Submitted to: Soil and Water Conservation Society
Publication Type: Abstract only
Publication Acceptance Date: 10/15/2008
Publication Date: 10/20/2008
Citation: Garbrecht, J.D. 2008. Multiyear precipitation variations and runoff response in a mixed agricultural grassland watershed in central Oklahoma [abstract]. Soil and Water Conservation Society, Farming with Grass Conference, October 20-22, 2008, Oklahoma City, Oklahoma. Available: http://www.swcs.org.en.conferences/farming_with_grass/farming_with_grass_poster_presentations/ Interpretive Summary: Abstract only.
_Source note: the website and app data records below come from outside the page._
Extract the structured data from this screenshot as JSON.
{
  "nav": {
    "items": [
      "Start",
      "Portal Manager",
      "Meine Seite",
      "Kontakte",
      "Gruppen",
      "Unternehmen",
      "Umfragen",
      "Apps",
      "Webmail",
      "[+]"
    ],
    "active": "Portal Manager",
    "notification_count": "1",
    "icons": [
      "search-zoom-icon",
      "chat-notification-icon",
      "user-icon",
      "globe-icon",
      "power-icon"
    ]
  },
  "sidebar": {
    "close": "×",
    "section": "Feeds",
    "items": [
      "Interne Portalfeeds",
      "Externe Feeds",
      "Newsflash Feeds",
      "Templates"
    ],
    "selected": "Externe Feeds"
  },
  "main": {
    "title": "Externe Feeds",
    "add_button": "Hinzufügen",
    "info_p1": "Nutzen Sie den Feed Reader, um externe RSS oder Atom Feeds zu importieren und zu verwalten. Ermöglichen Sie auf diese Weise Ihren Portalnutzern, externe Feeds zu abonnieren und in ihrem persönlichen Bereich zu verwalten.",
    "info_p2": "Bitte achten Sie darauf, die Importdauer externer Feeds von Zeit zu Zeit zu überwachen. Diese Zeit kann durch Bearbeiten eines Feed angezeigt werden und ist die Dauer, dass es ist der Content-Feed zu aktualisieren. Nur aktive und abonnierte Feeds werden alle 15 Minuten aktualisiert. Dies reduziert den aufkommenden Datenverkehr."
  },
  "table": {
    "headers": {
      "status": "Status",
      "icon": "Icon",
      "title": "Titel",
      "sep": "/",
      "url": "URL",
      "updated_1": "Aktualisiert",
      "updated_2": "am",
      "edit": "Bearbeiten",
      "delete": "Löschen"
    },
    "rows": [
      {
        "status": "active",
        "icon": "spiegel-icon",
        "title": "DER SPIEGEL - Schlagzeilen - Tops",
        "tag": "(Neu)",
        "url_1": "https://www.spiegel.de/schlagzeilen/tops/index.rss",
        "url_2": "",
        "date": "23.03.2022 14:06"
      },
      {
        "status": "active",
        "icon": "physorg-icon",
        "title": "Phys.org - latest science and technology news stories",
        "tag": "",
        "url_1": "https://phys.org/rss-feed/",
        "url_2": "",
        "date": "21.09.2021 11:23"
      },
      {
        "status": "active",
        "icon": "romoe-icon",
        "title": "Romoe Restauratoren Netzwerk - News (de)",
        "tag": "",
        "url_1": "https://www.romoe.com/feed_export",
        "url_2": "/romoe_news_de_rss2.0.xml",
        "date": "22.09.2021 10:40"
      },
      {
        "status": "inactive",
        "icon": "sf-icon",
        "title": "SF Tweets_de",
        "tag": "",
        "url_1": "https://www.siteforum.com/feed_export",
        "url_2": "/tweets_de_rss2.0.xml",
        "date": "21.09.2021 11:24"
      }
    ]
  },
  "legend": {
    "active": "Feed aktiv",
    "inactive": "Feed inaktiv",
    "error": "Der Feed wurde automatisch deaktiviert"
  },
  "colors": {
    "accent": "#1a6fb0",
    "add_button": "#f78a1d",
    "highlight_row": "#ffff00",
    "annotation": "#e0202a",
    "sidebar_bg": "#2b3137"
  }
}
Technical Abstract: Climate varies seasonally, from year to year, and also from decade to decade and over longer periods of time. One key climate variable that has great impact on land productivity, runoff, soil erosion and water quality is precipitation. Precipitation drives soil moisture, evapotranspiration, biomass production, and surface runoff. Surface runoff, in turn, erodes and transports soils, nutrients and agricultural chemicals into downstream water bodies used for water supply, recreation and wildlife habitat. When precipitation varies, so does the water budget, surface runoff and associated erosion and transport of soils, nutrients and agrochemicals. Seasonal and year-to-year variations in precipitation are common and impacts on water resources and land productivity are well understood. However, variations in average annual precipitation lasting 5 to 15 years, termed multiyear variations or wet and dry periods, are only being recognized recently for their practical implications, as they have the potential to surpass the impacts of short-term annual variations due to the cumulative effects of sustained departure from average conditions. In this study, multiyear variations in the 1895-2007 annual precipitation record in central Oklahoma are reviewed, and the impact on watershed runoff response is illustrated for the Fort Cobb reservoir watershed in the Upper Washita River Basin, Oklahoma. Between 1940 and 2007, four dry periods and one extended wet period and corresponding high and low runoff periods were identified. Evaluation of annual precipitation and runoff data showed that in central Oklahoma watershed runoff responds sensitively to multiyear precipitation variations. The relative increase in watershed runoff between wet and dry periods was disproportionately larger than the corresponding increase in precipitation. Implications for water resources management, land productivity, erosion and sediment yield are discussed.